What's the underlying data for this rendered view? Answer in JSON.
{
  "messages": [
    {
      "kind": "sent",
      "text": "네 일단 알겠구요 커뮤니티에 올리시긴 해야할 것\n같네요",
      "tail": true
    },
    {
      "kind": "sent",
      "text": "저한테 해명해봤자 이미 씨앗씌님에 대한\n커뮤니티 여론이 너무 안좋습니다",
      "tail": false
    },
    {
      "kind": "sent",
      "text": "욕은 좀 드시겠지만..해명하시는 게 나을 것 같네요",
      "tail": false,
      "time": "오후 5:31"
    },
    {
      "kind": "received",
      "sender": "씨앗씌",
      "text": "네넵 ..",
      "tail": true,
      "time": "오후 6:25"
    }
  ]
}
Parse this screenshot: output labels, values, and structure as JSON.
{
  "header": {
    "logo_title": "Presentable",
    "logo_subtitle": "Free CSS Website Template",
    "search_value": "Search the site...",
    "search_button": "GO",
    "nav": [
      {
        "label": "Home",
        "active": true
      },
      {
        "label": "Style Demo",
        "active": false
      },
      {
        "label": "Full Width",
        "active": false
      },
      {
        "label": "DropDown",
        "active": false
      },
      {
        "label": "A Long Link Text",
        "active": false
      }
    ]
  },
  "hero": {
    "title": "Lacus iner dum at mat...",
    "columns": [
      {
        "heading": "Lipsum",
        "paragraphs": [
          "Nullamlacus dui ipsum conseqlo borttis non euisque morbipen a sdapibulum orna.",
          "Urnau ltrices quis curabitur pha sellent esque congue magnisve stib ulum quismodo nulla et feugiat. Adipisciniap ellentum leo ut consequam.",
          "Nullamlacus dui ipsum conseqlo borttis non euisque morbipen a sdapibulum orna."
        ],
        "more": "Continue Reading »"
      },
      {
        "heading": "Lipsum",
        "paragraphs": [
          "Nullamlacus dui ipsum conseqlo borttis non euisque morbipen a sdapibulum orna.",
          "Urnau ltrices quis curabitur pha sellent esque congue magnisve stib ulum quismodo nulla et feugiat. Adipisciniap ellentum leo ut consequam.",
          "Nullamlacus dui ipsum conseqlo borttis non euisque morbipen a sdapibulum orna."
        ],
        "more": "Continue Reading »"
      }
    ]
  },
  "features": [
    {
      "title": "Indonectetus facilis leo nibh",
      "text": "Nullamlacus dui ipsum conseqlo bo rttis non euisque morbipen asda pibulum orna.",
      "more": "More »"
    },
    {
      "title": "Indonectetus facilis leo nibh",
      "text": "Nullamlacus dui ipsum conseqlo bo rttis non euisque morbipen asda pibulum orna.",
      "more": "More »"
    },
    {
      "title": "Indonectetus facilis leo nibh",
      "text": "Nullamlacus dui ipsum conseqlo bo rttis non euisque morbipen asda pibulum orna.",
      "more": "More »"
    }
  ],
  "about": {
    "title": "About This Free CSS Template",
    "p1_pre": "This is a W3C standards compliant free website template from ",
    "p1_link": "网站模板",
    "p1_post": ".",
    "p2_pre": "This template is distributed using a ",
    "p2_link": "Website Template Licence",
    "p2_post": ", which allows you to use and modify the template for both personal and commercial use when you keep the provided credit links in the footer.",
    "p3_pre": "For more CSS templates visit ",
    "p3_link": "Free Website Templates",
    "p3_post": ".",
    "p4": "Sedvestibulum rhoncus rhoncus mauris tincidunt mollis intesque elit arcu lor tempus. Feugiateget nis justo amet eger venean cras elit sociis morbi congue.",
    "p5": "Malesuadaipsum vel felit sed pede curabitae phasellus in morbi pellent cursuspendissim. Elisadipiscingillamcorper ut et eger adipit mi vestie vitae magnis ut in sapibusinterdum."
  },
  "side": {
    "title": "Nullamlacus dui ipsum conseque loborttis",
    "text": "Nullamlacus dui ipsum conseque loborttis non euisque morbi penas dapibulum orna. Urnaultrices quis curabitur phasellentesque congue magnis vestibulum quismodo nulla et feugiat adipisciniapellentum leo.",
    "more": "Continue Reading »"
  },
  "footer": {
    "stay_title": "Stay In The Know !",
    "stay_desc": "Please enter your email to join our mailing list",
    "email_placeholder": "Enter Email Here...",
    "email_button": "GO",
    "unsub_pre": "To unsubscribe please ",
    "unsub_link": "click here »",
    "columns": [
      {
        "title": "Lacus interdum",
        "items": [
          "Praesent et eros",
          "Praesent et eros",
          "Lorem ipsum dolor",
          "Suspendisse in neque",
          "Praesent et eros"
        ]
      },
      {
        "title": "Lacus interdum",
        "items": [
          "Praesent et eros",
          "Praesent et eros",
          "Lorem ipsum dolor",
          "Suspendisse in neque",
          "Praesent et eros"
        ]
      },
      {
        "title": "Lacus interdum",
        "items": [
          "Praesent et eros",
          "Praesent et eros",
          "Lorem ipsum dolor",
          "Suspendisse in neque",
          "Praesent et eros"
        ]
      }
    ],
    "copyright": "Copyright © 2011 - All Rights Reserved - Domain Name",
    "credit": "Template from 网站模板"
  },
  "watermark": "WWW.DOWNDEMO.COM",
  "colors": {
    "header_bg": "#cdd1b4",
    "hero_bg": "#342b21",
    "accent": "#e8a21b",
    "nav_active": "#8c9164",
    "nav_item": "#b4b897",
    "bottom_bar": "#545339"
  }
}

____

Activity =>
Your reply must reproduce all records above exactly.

Exercise result =>
What's the underlying data for this rendered view? Answer in JSON.
{
  "messages": [
    {
      "kind": "sent",
      "text": "네 일단 알겠구요 커뮤니티에 올리시긴 해야할 것\n같네요",
      "tail": true
    },
    {
      "kind": "sent",
      "text": "저한테 해명해봤자 이미 씨앗씌님에 대한\n커뮤니티 여론이 너무 안좋습니다",
      "tail": false
    },
    {
      "kind": "sent",
      "text": "욕은 좀 드시겠지만..해명하시는 게 나을 것 같네요",
      "tail": false,
      "time": "오후 5:31"
    },
    {
      "kind": "received",
      "sender": "씨앗씌",
      "text": "네넵 ..",
      "tail": true,
      "time": "오후 6:25"
    }
  ]
}
Parse this screenshot: output labels, values, and structure as JSON.
{
  "header": {
    "logo_title": "Presentable",
    "logo_subtitle": "Free CSS Website Template",
    "search_value": "Search the site...",
    "search_button": "GO",
    "nav": [
      {
        "label": "Home",
        "active": true
      },
      {
        "label": "Style Demo",
        "active": false
      },
      {
        "label": "Full Width",
        "active": false
      },
      {
        "label": "DropDown",
        "active": false
      },
      {
        "label": "A Long Link Text",
        "active": false
      }
    ]
  },
  "hero": {
    "title": "Lacus iner dum at mat...",
    "columns": [
      {
        "heading": "Lipsum",
        "paragraphs": [
          "Nullamlacus dui ipsum conseqlo borttis non euisque morbipen a sdapibulum orna.",
          "Urnau ltrices quis curabitur pha sellent esque congue magnisve stib ulum quismodo nulla et feugiat. Adipisciniap ellentum leo ut consequam.",
          "Nullamlacus dui ipsum conseqlo borttis non euisque morbipen a sdapibulum orna."
        ],
        "more": "Continue Reading »"
      },
      {
        "heading": "Lipsum",
        "paragraphs": [
          "Nullamlacus dui ipsum conseqlo borttis non euisque morbipen a sdapibulum orna.",
          "Urnau ltrices quis curabitur pha sellent esque congue magnisve stib ulum quismodo nulla et feugiat. Adipisciniap ellentum leo ut consequam.",
          "Nullamlacus dui ipsum conseqlo borttis non euisque morbipen a sdapibulum orna."
        ],
        "more": "Continue Reading »"
      }
    ]
  },
  "features": [
    {
      "title": "Indonectetus facilis leo nibh",
      "text": "Nullamlacus dui ipsum conseqlo bo rttis non euisque morbipen asda pibulum orna.",
      "more": "More »"
    },
    {
      "title": "Indonectetus facilis leo nibh",
      "text": "Nullamlacus dui ipsum conseqlo bo rttis non euisque morbipen asda pibulum orna.",
      "more": "More »"
    },
    {
      "title": "Indonectetus facilis leo nibh",
      "text": "Nullamlacus dui ipsum conseqlo bo rttis non euisque morbipen asda pibulum orna.",
      "more": "More »"
    }
  ],
  "about": {
    "title": "About This Free CSS Template",
    "p1_pre": "This is a W3C standards compliant free website template from ",
    "p1_link": "网站模板",
    "p1_post": ".",
    "p2_pre": "This template is distributed using a ",
    "p2_link": "Website Template Licence",
    "p2_post": ", which allows you to use and modify the template for both personal and commercial use when you keep the provided credit links in the footer.",
    "p3_pre": "For more CSS templates visit ",
    "p3_link": "Free Website Templates",
    "p3_post": ".",
    "p4": "Sedvestibulum rhoncus rhoncus mauris tincidunt mollis intesque elit arcu lor tempus. Feugiateget nis justo amet eger venean cras elit sociis morbi congue.",
    "p5": "Malesuadaipsum vel felit sed pede curabitae phasellus in morbi pellent cursuspendissim. Elisadipiscingillamcorper ut et eger adipit mi vestie vitae magnis ut in sapibusinterdum."
  },
  "side": {
    "title": "Nullamlacus dui ipsum conseque loborttis",
    "text": "Nullamlacus dui ipsum conseque loborttis non euisque morbi penas dapibulum orna. Urnaultrices quis curabitur phasellentesque congue magnis vestibulum quismodo nulla et feugiat adipisciniapellentum leo.",
    "more": "Continue Reading »"
  },
  "footer": {
    "stay_title": "Stay In The Know !",
    "stay_desc": "Please enter your email to join our mailing list",
    "email_placeholder": "Enter Email Here...",
    "email_button": "GO",
    "unsub_pre": "To unsubscribe please ",
    "unsub_link": "click here »",
    "columns": [
      {
        "title": "Lacus interdum",
        "items": [
          "Praesent et eros",
          "Praesent et eros",
          "Lorem ipsum dolor",
          "Suspendisse in neque",
          "Praesent et eros"
        ]
      },
      {
        "title": "Lacus interdum",
        "items": [
          "Praesent et eros",
          "Praesent et eros",
          "Lorem ipsum dolor",
          "Suspendisse in neque",
          "Praesent et eros"
        ]
      },
      {
        "title": "Lacus interdum",
        "items": [
          "Praesent et eros",
          "Praesent et eros",
          "Lorem ipsum dolor",
          "Suspendisse in neque",
          "Praesent et eros"
        ]
      }
    ],
    "copyright": "Copyright © 2011 - All Rights Reserved - Domain Name",
    "credit": "Template from 网站模板"
  },
  "watermark": "WWW.DOWNDEMO.COM",
  "colors": {
    "header_bg": "#cdd1b4",
    "hero_bg": "#342b21",
    "accent": "#e8a21b",
    "nav_active": "#8c9164",
    "nav_item": "#b4b897",
    "bottom_bar": "#545339"
  }
}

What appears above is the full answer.